Element data from apps and pages:
┄┄┄┄┄┄┄┄┄┄
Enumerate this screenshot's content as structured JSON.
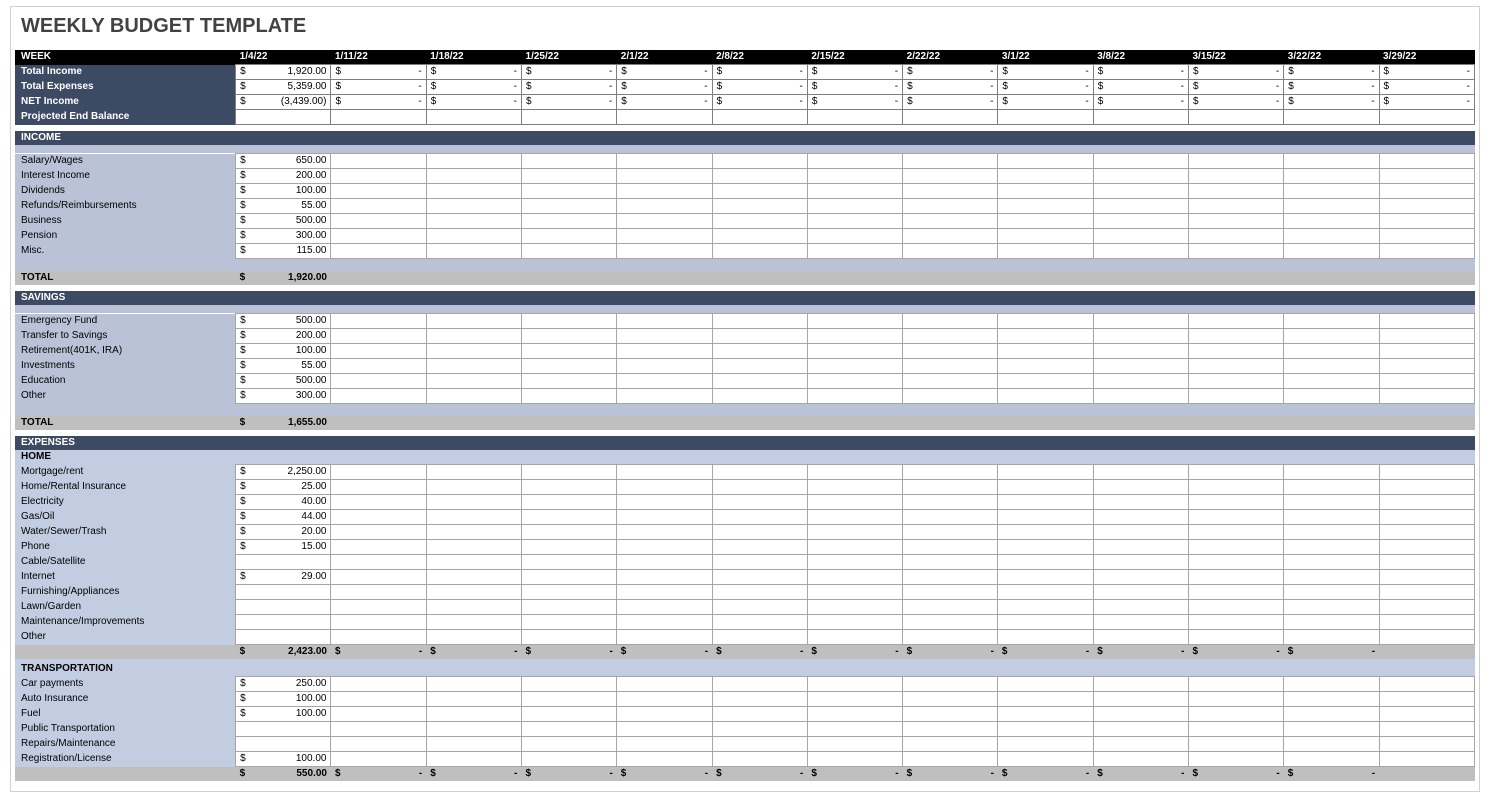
{
  "title": "WEEKLY BUDGET TEMPLATE",
  "weeks": [
    "1/4/22",
    "1/11/22",
    "1/18/22",
    "1/25/22",
    "2/1/22",
    "2/8/22",
    "2/15/22",
    "2/22/22",
    "3/1/22",
    "3/8/22",
    "3/15/22",
    "3/22/22",
    "3/29/22"
  ],
  "summary": [
    {
      "label": "Total Income",
      "values": [
        "1,920.00",
        "-",
        "-",
        "-",
        "-",
        "-",
        "-",
        "-",
        "-",
        "-",
        "-",
        "-",
        "-"
      ]
    },
    {
      "label": "Total Expenses",
      "values": [
        "5,359.00",
        "-",
        "-",
        "-",
        "-",
        "-",
        "-",
        "-",
        "-",
        "-",
        "-",
        "-",
        "-"
      ]
    },
    {
      "label": "NET Income",
      "values": [
        "(3,439.00)",
        "-",
        "-",
        "-",
        "-",
        "-",
        "-",
        "-",
        "-",
        "-",
        "-",
        "-",
        "-"
      ]
    },
    {
      "label": "Projected End Balance",
      "values": [
        "",
        "",
        "",
        "",
        "",
        "",
        "",
        "",
        "",
        "",
        "",
        "",
        ""
      ]
    }
  ],
  "sections": [
    {
      "key": "income",
      "title": "INCOME",
      "blue": true,
      "rows": [
        {
          "label": "Salary/Wages",
          "values": [
            "650.00",
            "",
            "",
            "",
            "",
            "",
            "",
            "",
            "",
            "",
            "",
            "",
            ""
          ]
        },
        {
          "label": "Interest Income",
          "values": [
            "200.00",
            "",
            "",
            "",
            "",
            "",
            "",
            "",
            "",
            "",
            "",
            "",
            ""
          ]
        },
        {
          "label": "Dividends",
          "values": [
            "100.00",
            "",
            "",
            "",
            "",
            "",
            "",
            "",
            "",
            "",
            "",
            "",
            ""
          ]
        },
        {
          "label": "Refunds/Reimbursements",
          "values": [
            "55.00",
            "",
            "",
            "",
            "",
            "",
            "",
            "",
            "",
            "",
            "",
            "",
            ""
          ]
        },
        {
          "label": "Business",
          "values": [
            "500.00",
            "",
            "",
            "",
            "",
            "",
            "",
            "",
            "",
            "",
            "",
            "",
            ""
          ]
        },
        {
          "label": "Pension",
          "values": [
            "300.00",
            "",
            "",
            "",
            "",
            "",
            "",
            "",
            "",
            "",
            "",
            "",
            ""
          ]
        },
        {
          "label": "Misc.",
          "values": [
            "115.00",
            "",
            "",
            "",
            "",
            "",
            "",
            "",
            "",
            "",
            "",
            "",
            ""
          ]
        }
      ],
      "blankRow": true,
      "total": {
        "label": "TOTAL",
        "values": [
          "1,920.00",
          "",
          "",
          "",
          "",
          "",
          "",
          "",
          "",
          "",
          "",
          "",
          ""
        ]
      }
    },
    {
      "key": "savings",
      "title": "SAVINGS",
      "blue": true,
      "rows": [
        {
          "label": "Emergency Fund",
          "values": [
            "500.00",
            "",
            "",
            "",
            "",
            "",
            "",
            "",
            "",
            "",
            "",
            "",
            ""
          ]
        },
        {
          "label": "Transfer to Savings",
          "values": [
            "200.00",
            "",
            "",
            "",
            "",
            "",
            "",
            "",
            "",
            "",
            "",
            "",
            ""
          ]
        },
        {
          "label": "Retirement(401K, IRA)",
          "values": [
            "100.00",
            "",
            "",
            "",
            "",
            "",
            "",
            "",
            "",
            "",
            "",
            "",
            ""
          ]
        },
        {
          "label": "Investments",
          "values": [
            "55.00",
            "",
            "",
            "",
            "",
            "",
            "",
            "",
            "",
            "",
            "",
            "",
            ""
          ]
        },
        {
          "label": "Education",
          "values": [
            "500.00",
            "",
            "",
            "",
            "",
            "",
            "",
            "",
            "",
            "",
            "",
            "",
            ""
          ]
        },
        {
          "label": "Other",
          "values": [
            "300.00",
            "",
            "",
            "",
            "",
            "",
            "",
            "",
            "",
            "",
            "",
            "",
            ""
          ]
        }
      ],
      "blankRow": true,
      "total": {
        "label": "TOTAL",
        "values": [
          "1,655.00",
          "",
          "",
          "",
          "",
          "",
          "",
          "",
          "",
          "",
          "",
          "",
          ""
        ]
      }
    },
    {
      "key": "expenses",
      "title": "EXPENSES",
      "blue": true,
      "groups": [
        {
          "title": "HOME",
          "rows": [
            {
              "label": "Mortgage/rent",
              "values": [
                "2,250.00",
                "",
                "",
                "",
                "",
                "",
                "",
                "",
                "",
                "",
                "",
                "",
                ""
              ]
            },
            {
              "label": "Home/Rental Insurance",
              "values": [
                "25.00",
                "",
                "",
                "",
                "",
                "",
                "",
                "",
                "",
                "",
                "",
                "",
                ""
              ]
            },
            {
              "label": "Electricity",
              "values": [
                "40.00",
                "",
                "",
                "",
                "",
                "",
                "",
                "",
                "",
                "",
                "",
                "",
                ""
              ]
            },
            {
              "label": "Gas/Oil",
              "values": [
                "44.00",
                "",
                "",
                "",
                "",
                "",
                "",
                "",
                "",
                "",
                "",
                "",
                ""
              ]
            },
            {
              "label": "Water/Sewer/Trash",
              "values": [
                "20.00",
                "",
                "",
                "",
                "",
                "",
                "",
                "",
                "",
                "",
                "",
                "",
                ""
              ]
            },
            {
              "label": "Phone",
              "values": [
                "15.00",
                "",
                "",
                "",
                "",
                "",
                "",
                "",
                "",
                "",
                "",
                "",
                ""
              ]
            },
            {
              "label": "Cable/Satellite",
              "values": [
                "",
                "",
                "",
                "",
                "",
                "",
                "",
                "",
                "",
                "",
                "",
                "",
                ""
              ]
            },
            {
              "label": "Internet",
              "values": [
                "29.00",
                "",
                "",
                "",
                "",
                "",
                "",
                "",
                "",
                "",
                "",
                "",
                ""
              ]
            },
            {
              "label": "Furnishing/Appliances",
              "values": [
                "",
                "",
                "",
                "",
                "",
                "",
                "",
                "",
                "",
                "",
                "",
                "",
                ""
              ]
            },
            {
              "label": "Lawn/Garden",
              "values": [
                "",
                "",
                "",
                "",
                "",
                "",
                "",
                "",
                "",
                "",
                "",
                "",
                ""
              ]
            },
            {
              "label": "Maintenance/Improvements",
              "values": [
                "",
                "",
                "",
                "",
                "",
                "",
                "",
                "",
                "",
                "",
                "",
                "",
                ""
              ]
            },
            {
              "label": "Other",
              "values": [
                "",
                "",
                "",
                "",
                "",
                "",
                "",
                "",
                "",
                "",
                "",
                "",
                ""
              ]
            }
          ],
          "subtotal": [
            "2,423.00",
            "-",
            "-",
            "-",
            "-",
            "-",
            "-",
            "-",
            "-",
            "-",
            "-",
            "-",
            ""
          ]
        },
        {
          "title": "TRANSPORTATION",
          "rows": [
            {
              "label": "Car payments",
              "values": [
                "250.00",
                "",
                "",
                "",
                "",
                "",
                "",
                "",
                "",
                "",
                "",
                "",
                ""
              ]
            },
            {
              "label": "Auto Insurance",
              "values": [
                "100.00",
                "",
                "",
                "",
                "",
                "",
                "",
                "",
                "",
                "",
                "",
                "",
                ""
              ]
            },
            {
              "label": "Fuel",
              "values": [
                "100.00",
                "",
                "",
                "",
                "",
                "",
                "",
                "",
                "",
                "",
                "",
                "",
                ""
              ]
            },
            {
              "label": "Public Transportation",
              "values": [
                "",
                "",
                "",
                "",
                "",
                "",
                "",
                "",
                "",
                "",
                "",
                "",
                ""
              ]
            },
            {
              "label": "Repairs/Maintenance",
              "values": [
                "",
                "",
                "",
                "",
                "",
                "",
                "",
                "",
                "",
                "",
                "",
                "",
                ""
              ]
            },
            {
              "label": "Registration/License",
              "values": [
                "100.00",
                "",
                "",
                "",
                "",
                "",
                "",
                "",
                "",
                "",
                "",
                "",
                ""
              ]
            }
          ],
          "subtotal": [
            "550.00",
            "-",
            "-",
            "-",
            "-",
            "-",
            "-",
            "-",
            "-",
            "-",
            "-",
            "-",
            ""
          ]
        }
      ]
    }
  ]
}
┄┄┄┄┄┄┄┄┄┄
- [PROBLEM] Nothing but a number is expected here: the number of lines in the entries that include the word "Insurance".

- [WRITTEN REPLY] 2